▶ **Task requirements**
If a line in the listing below has the string "prefix", copy it out.

**** Task material

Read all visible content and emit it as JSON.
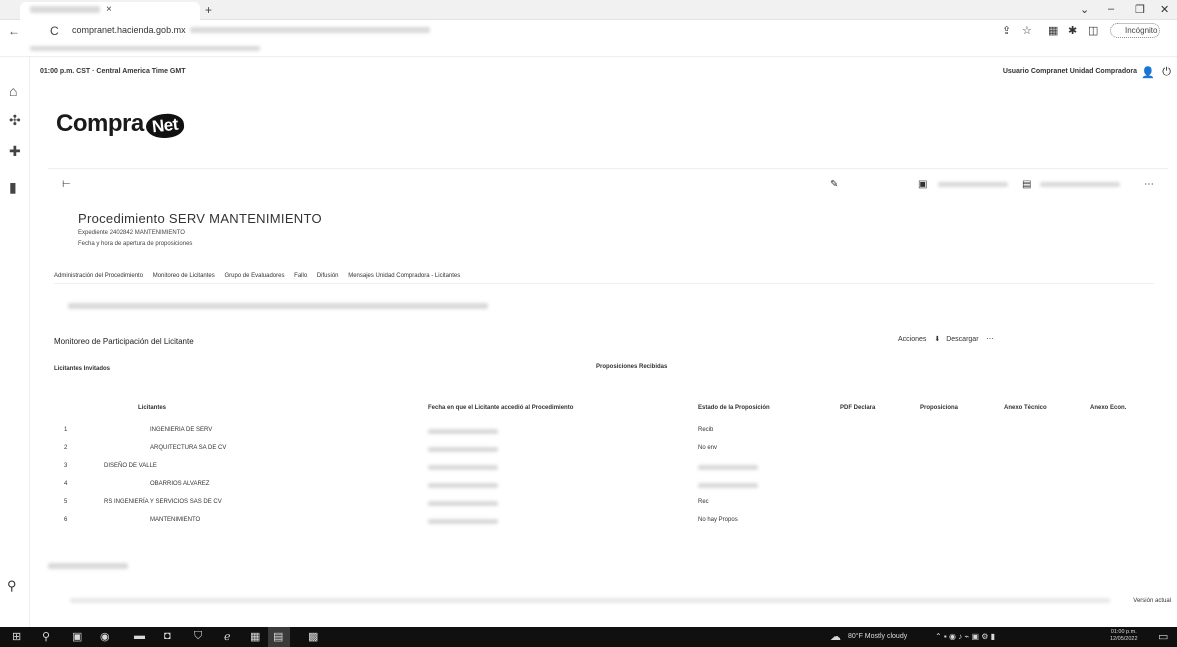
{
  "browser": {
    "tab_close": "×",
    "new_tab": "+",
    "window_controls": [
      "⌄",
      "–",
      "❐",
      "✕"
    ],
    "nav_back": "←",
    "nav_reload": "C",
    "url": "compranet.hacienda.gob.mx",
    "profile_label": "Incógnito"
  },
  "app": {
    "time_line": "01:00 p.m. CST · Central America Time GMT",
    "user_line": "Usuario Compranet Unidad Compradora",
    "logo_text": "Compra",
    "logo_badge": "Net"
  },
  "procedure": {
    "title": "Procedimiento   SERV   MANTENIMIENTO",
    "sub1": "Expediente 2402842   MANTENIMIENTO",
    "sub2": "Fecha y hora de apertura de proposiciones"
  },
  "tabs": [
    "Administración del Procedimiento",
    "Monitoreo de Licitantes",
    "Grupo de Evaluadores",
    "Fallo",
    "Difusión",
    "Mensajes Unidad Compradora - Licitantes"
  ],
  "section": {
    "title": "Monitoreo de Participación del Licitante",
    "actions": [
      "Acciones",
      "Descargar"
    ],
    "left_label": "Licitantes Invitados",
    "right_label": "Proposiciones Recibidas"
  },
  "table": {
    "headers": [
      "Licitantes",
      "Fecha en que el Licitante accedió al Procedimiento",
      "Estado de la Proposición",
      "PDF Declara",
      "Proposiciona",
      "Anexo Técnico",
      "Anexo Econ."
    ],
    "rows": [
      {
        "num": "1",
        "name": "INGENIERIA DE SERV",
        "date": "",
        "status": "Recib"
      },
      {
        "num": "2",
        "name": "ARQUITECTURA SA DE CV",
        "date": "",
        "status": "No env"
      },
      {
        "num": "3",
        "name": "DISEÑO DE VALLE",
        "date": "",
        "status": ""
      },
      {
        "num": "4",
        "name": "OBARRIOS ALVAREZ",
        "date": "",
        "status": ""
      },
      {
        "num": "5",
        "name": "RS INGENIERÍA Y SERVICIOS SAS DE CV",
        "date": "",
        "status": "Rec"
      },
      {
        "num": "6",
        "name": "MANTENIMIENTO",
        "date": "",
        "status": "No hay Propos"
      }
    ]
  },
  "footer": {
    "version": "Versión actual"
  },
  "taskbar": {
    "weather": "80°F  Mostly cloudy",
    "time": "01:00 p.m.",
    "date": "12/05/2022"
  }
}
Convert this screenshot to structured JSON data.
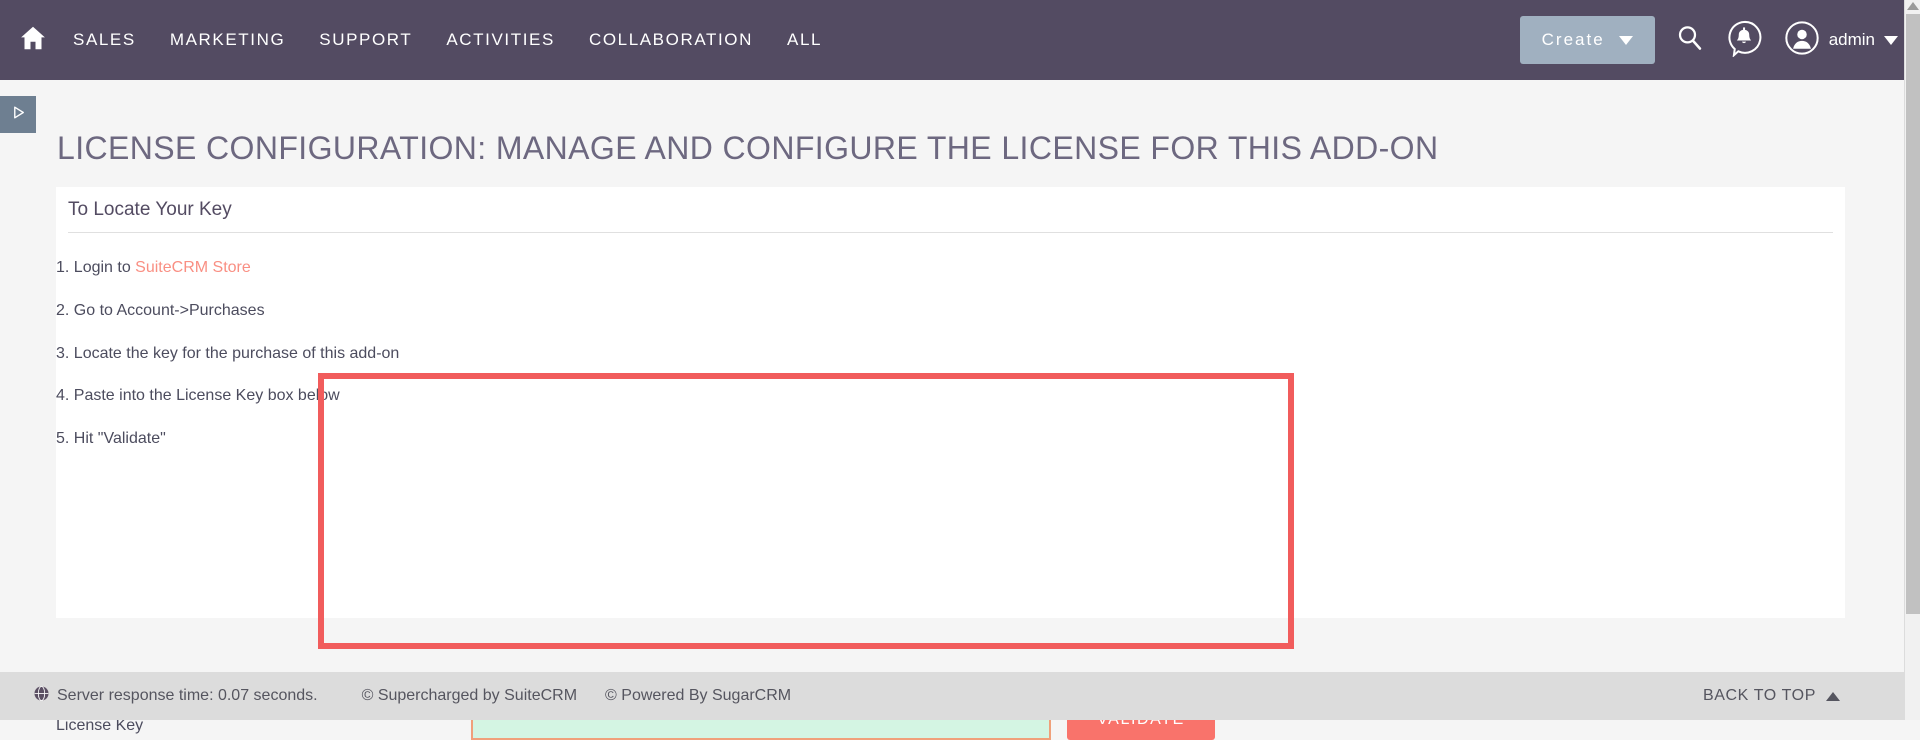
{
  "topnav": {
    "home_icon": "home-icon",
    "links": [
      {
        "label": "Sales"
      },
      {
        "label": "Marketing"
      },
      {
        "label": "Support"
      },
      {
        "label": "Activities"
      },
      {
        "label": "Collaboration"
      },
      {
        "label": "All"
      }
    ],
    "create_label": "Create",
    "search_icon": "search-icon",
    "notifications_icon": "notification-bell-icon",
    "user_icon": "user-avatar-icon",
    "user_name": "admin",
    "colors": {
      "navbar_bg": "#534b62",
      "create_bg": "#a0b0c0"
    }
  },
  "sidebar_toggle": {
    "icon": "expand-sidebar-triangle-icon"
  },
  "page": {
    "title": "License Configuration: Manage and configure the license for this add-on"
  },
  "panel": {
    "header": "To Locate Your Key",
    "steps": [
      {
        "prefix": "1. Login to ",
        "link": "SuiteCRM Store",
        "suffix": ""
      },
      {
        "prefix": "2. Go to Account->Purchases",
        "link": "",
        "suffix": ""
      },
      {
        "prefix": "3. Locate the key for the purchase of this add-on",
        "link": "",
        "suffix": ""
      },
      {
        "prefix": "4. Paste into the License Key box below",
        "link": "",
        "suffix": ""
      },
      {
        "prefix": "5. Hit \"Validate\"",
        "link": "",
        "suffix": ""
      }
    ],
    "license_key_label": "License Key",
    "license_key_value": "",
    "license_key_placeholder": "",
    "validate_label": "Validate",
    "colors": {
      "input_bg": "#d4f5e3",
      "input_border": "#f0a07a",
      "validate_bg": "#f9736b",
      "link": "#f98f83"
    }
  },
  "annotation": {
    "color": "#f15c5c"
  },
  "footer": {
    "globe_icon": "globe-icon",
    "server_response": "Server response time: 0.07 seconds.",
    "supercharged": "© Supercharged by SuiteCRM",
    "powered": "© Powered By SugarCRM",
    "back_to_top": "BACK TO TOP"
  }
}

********

▶ **Task response**
        "prefix": "1. Login to ",
        "prefix": "2. Go to Account->Purchases",
        "prefix": "3. Locate the key for the purchase of this add-on",
        "prefix": "4. Paste into the License Key box below",
        "prefix": "5. Hit \"Validate\"",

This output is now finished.